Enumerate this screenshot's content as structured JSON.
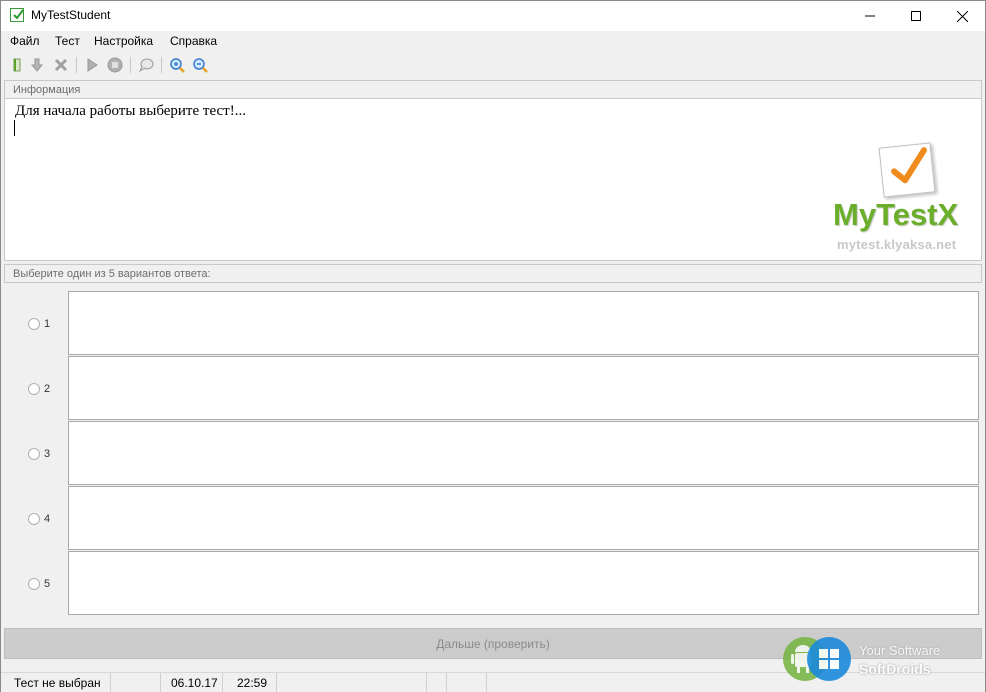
{
  "window": {
    "title": "MyTestStudent"
  },
  "menu": [
    "Файл",
    "Тест",
    "Настройка",
    "Справка"
  ],
  "info": {
    "header": "Информация",
    "text": "Для начала работы выберите тест!...",
    "logo_word": "MyTestX",
    "logo_url": "mytest.klyaksa.net"
  },
  "answers": {
    "header": "Выберите один из 5 вариантов ответа:",
    "items": [
      "1",
      "2",
      "3",
      "4",
      "5"
    ]
  },
  "next_button": "Дальше (проверить)",
  "status": {
    "test": "Тест не выбран",
    "date": "06.10.17",
    "time": "22:59"
  },
  "watermark": {
    "line1": "Your Software",
    "line2": "SoftDroids"
  },
  "colors": {
    "logo_green": "#6aae2a",
    "check_orange": "#f08c1e",
    "accent_blue": "#1c8adb"
  }
}
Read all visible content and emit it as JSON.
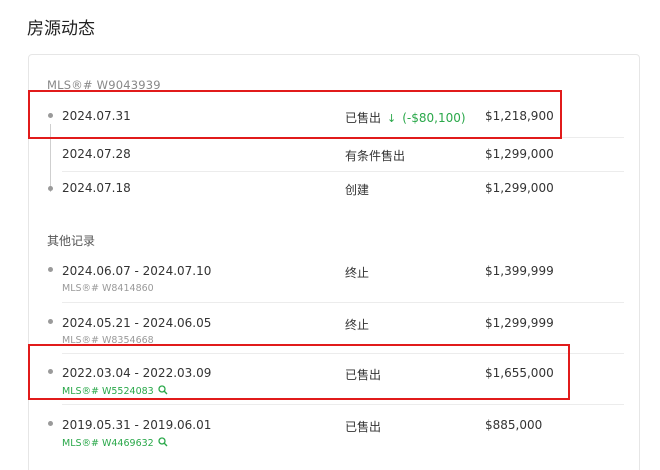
{
  "section_title": "房源动态",
  "current_listing": {
    "mls_label": "MLS®# W9043939",
    "events": [
      {
        "date": "2024.07.31",
        "status": "已售出",
        "arrow": "↓",
        "change": "(-$80,100)",
        "price": "$1,218,900"
      },
      {
        "date": "2024.07.28",
        "status": "有条件售出",
        "price": "$1,299,000"
      },
      {
        "date": "2024.07.18",
        "status": "创建",
        "price": "$1,299,000"
      }
    ]
  },
  "other_records": {
    "label": "其他记录",
    "items": [
      {
        "date": "2024.06.07 - 2024.07.10",
        "mls": "MLS®# W8414860",
        "status": "终止",
        "price": "$1,399,999"
      },
      {
        "date": "2024.05.21 - 2024.06.05",
        "mls": "MLS®# W8354668",
        "status": "终止",
        "price": "$1,299,999"
      },
      {
        "date": "2022.03.04 - 2022.03.09",
        "mls": "MLS®# W5524083",
        "status": "已售出",
        "price": "$1,655,000"
      },
      {
        "date": "2019.05.31 - 2019.06.01",
        "mls": "MLS®# W4469632",
        "status": "已售出",
        "price": "$885,000"
      }
    ]
  },
  "colors": {
    "accent_green": "#2aa84a",
    "highlight_red": "#e11b1b"
  }
}
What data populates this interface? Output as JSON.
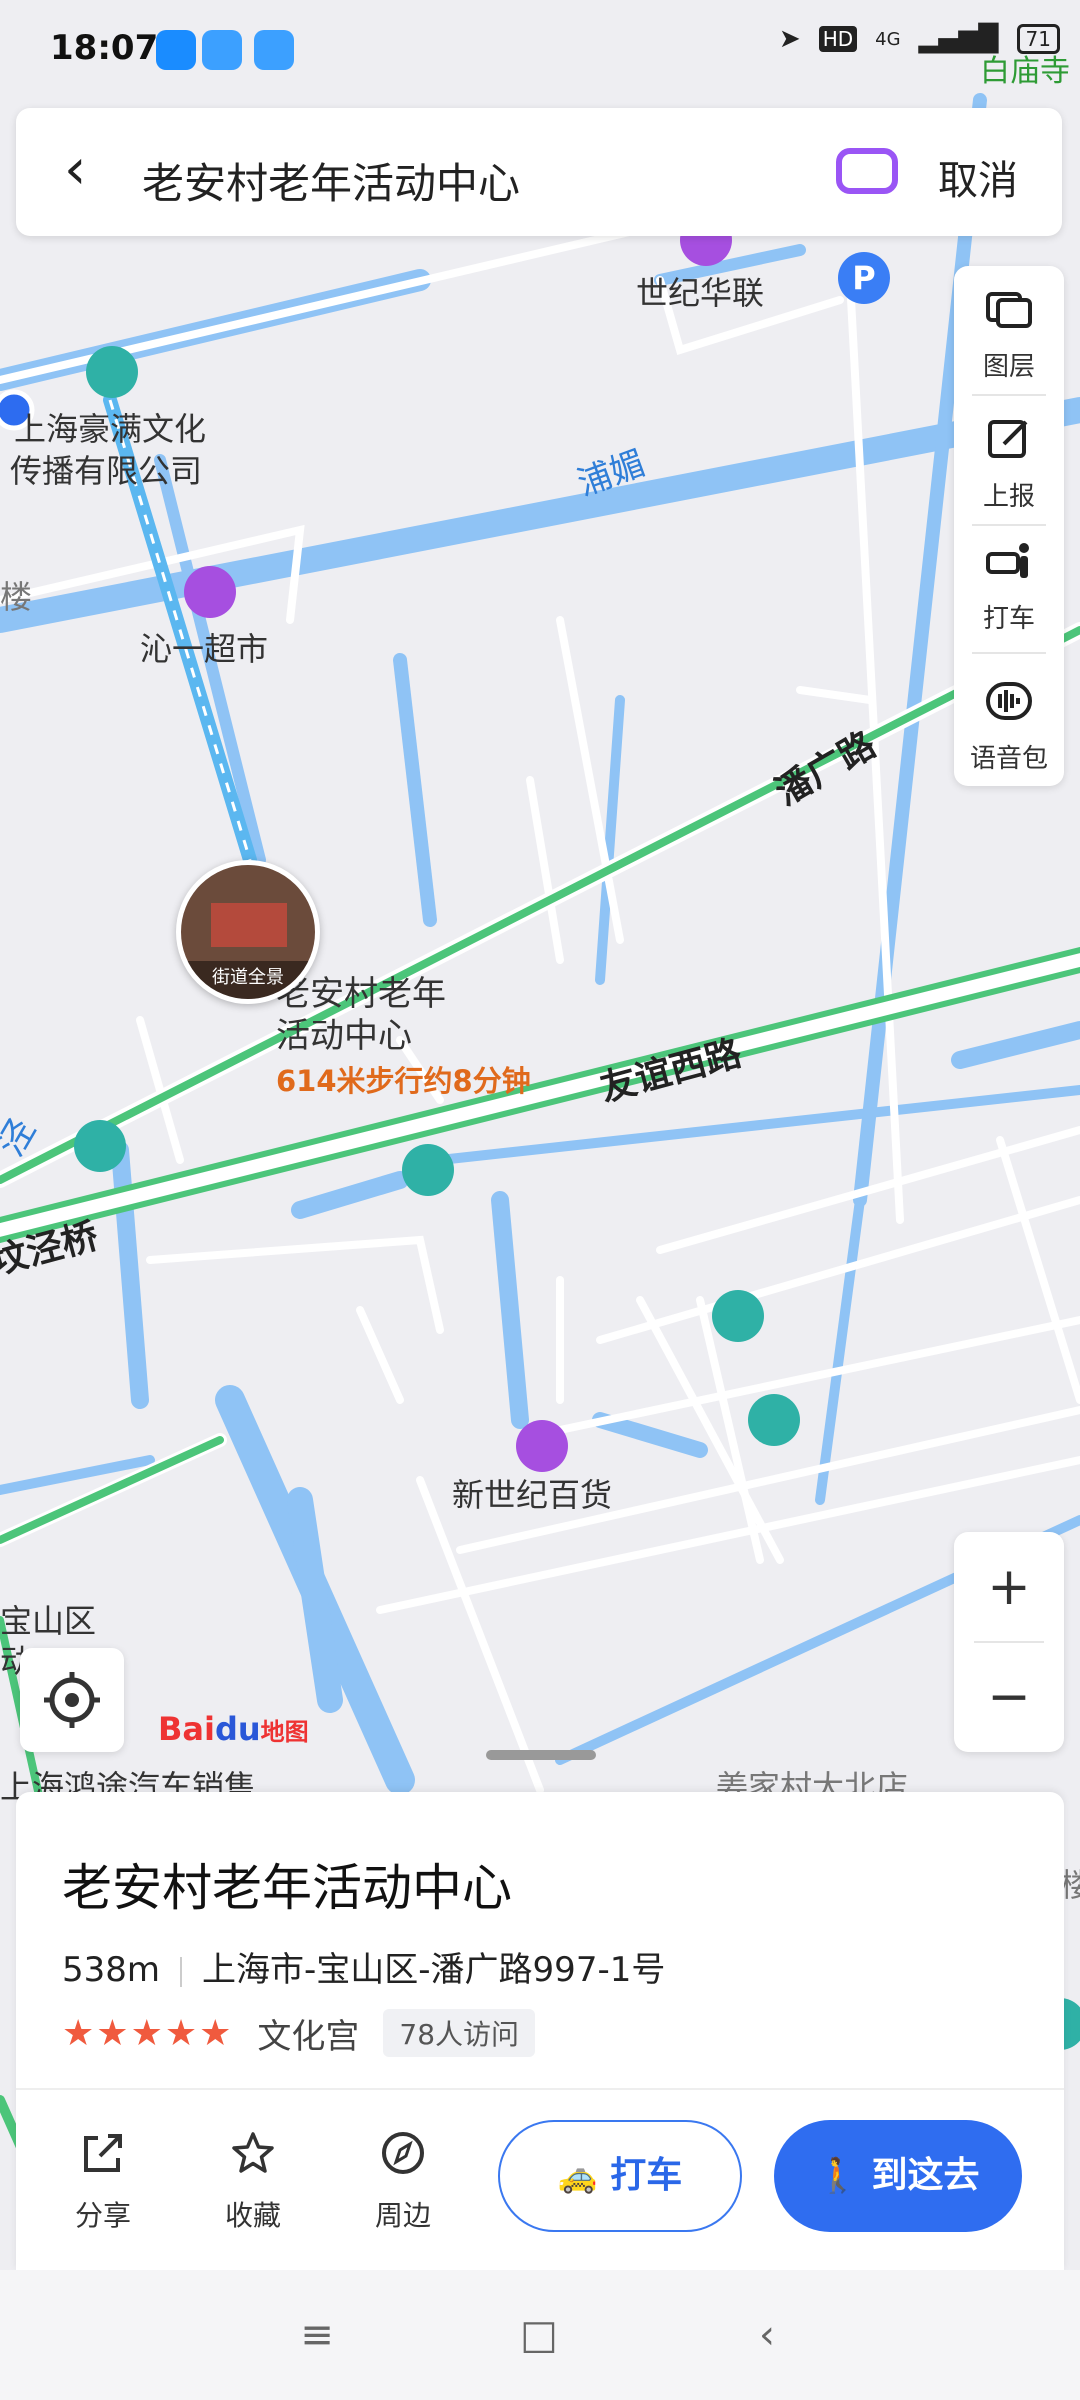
{
  "status_bar": {
    "time": "18:07",
    "network": "HD",
    "signal": "4G",
    "battery": "71"
  },
  "search": {
    "query": "老安村老年活动中心",
    "cancel_label": "取消"
  },
  "toolbar": {
    "layers": "图层",
    "report": "上报",
    "taxi": "打车",
    "voice": "语音包"
  },
  "map": {
    "labels": {
      "temple": "白庙寺",
      "shijihualian": "世纪华联",
      "company_line1": "上海豪满文化",
      "company_line2": "传播有限公司",
      "supermarket": "沁一超市",
      "building_left": "楼",
      "poi_name_line1": "老安村老年",
      "poi_name_line2": "活动中心",
      "walk_distance": "614米步行约8分钟",
      "store": "新世纪百货",
      "district_line1": "宝山区",
      "district_line2": "动",
      "car_sales": "上海鸿途汽车销售",
      "village": "姜家村大北店",
      "street_view": "街道全景",
      "building_right": "楼"
    },
    "roads": {
      "panguang": "潘广路",
      "youyi": "友谊西路",
      "qiao": "坟泾桥",
      "pumei": "浦媚",
      "left_road": "泾"
    },
    "parking": "P",
    "logo": {
      "bai": "Bai",
      "du": "du",
      "map": "地图"
    }
  },
  "zoom": {
    "plus": "+",
    "minus": "−"
  },
  "place": {
    "title": "老安村老年活动中心",
    "distance": "538m",
    "address": "上海市-宝山区-潘广路997-1号",
    "rating": 5,
    "category": "文化宫",
    "visits": "78人访问"
  },
  "actions": {
    "share": "分享",
    "favorite": "收藏",
    "nearby": "周边",
    "taxi": "打车",
    "go": "到这去"
  },
  "colors": {
    "accent": "#2f6df0",
    "road_green": "#4cc57a",
    "water": "#8fc3f5",
    "distance_orange": "#e06a1c"
  }
}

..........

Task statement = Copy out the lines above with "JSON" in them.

Response area =
Enumerate this screenshot's content as structured JSON.
Read all visible content and emit it as JSON.
What data populates this interface? Output as JSON.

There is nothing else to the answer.